Records from a dataset:
· · · · · · ·
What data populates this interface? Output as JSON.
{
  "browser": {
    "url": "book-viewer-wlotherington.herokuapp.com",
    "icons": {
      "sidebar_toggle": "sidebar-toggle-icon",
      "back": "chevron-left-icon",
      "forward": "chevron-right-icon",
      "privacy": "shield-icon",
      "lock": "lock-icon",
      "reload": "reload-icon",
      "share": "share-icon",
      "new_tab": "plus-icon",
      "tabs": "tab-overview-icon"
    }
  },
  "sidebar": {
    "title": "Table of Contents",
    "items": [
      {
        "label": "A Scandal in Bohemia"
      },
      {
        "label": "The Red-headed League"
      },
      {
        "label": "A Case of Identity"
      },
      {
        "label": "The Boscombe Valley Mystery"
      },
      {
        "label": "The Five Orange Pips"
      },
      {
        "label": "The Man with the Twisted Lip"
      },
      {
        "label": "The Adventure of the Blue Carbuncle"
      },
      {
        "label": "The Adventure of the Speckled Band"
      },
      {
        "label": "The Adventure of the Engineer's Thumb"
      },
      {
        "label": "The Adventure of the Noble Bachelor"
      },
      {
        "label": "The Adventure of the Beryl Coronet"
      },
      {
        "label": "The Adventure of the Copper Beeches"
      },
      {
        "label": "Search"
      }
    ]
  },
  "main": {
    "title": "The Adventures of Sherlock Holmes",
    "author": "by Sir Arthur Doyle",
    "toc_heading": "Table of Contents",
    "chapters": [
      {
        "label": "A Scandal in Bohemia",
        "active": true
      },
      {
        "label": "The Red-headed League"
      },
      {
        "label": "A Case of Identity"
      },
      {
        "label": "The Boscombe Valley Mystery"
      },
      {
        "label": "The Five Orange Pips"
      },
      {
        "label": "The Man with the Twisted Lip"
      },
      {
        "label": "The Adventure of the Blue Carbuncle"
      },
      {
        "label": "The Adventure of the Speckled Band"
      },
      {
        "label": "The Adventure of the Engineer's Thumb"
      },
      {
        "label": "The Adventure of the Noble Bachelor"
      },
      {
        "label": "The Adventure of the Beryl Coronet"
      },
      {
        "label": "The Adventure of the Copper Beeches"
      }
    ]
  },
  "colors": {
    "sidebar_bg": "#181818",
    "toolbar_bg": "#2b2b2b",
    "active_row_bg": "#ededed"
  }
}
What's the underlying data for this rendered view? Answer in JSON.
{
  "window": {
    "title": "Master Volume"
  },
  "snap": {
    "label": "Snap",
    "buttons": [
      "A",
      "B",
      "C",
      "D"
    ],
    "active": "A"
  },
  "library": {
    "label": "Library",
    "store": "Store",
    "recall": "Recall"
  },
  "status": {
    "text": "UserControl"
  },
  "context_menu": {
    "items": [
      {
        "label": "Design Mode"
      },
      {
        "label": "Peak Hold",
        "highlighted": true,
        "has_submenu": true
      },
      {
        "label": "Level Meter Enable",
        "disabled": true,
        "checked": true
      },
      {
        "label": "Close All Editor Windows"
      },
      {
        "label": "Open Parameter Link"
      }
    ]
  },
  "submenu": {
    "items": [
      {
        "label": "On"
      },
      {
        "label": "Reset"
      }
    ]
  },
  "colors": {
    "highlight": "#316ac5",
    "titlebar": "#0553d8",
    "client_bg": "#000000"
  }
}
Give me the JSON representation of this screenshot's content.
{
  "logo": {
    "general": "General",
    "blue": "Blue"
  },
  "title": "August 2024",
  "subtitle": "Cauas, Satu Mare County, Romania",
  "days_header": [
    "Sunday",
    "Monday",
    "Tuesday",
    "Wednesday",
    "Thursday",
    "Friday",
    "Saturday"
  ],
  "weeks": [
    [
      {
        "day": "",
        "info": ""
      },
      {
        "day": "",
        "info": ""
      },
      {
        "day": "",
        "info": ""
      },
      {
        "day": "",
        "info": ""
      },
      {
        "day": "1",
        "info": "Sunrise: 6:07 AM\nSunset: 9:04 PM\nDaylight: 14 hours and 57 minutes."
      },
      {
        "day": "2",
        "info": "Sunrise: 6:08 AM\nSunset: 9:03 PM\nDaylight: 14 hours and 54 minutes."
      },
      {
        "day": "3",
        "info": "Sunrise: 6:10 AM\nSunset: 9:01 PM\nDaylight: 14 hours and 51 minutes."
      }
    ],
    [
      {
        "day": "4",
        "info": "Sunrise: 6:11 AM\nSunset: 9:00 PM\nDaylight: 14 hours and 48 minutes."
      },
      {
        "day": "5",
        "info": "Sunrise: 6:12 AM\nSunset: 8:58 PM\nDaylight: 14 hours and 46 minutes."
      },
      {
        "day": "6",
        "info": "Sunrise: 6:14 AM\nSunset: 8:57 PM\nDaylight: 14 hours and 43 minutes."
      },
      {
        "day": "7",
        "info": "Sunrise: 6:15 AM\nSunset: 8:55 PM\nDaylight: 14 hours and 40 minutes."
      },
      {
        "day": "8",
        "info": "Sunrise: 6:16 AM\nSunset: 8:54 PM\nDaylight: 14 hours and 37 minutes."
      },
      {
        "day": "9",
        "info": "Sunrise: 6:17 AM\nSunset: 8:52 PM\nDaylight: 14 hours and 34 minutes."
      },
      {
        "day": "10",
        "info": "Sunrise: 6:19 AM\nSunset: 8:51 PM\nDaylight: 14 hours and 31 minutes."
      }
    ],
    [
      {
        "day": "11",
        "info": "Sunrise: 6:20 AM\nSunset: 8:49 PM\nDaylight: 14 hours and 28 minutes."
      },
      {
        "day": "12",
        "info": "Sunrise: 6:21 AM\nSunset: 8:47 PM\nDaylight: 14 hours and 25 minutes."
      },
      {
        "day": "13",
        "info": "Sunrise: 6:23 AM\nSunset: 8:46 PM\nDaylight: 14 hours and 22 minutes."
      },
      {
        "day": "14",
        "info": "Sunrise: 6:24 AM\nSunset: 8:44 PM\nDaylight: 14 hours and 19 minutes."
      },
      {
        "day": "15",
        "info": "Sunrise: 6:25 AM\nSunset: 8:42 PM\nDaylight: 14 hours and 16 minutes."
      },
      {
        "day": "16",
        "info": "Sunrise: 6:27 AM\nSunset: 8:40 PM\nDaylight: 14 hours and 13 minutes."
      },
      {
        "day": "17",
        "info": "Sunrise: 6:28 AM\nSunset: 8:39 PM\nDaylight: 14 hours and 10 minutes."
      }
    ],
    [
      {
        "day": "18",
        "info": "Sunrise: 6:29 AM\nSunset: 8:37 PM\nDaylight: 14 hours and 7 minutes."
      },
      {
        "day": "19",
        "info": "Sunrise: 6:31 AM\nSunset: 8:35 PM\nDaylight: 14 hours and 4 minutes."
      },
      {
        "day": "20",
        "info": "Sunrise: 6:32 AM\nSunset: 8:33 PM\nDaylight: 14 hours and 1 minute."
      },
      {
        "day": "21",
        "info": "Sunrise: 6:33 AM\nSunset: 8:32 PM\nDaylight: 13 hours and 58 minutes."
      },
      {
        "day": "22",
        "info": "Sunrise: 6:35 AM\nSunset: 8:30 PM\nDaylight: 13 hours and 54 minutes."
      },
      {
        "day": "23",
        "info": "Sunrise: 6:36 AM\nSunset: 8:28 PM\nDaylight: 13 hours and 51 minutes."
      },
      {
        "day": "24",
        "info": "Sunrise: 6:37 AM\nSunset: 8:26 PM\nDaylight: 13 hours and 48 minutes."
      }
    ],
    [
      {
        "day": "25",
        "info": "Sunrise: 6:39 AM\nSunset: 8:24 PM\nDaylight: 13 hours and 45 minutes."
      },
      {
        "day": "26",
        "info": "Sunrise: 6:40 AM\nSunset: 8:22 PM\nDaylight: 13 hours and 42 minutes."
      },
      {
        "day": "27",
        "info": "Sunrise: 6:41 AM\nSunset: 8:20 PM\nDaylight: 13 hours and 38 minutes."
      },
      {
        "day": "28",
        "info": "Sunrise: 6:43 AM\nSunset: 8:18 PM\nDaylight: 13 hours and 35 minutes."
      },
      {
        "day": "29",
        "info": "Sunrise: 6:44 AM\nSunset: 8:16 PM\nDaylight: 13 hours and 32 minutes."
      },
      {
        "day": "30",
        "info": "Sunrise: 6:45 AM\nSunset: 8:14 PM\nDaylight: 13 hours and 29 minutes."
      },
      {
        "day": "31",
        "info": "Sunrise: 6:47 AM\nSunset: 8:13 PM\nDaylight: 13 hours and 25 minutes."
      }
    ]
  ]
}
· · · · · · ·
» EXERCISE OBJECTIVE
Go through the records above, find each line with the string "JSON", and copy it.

» WRITTEN SOLUTION
What data populates this interface? Output as JSON.
What's the underlying data for this rendered view? Answer in JSON.
Give me the JSON representation of this screenshot's content.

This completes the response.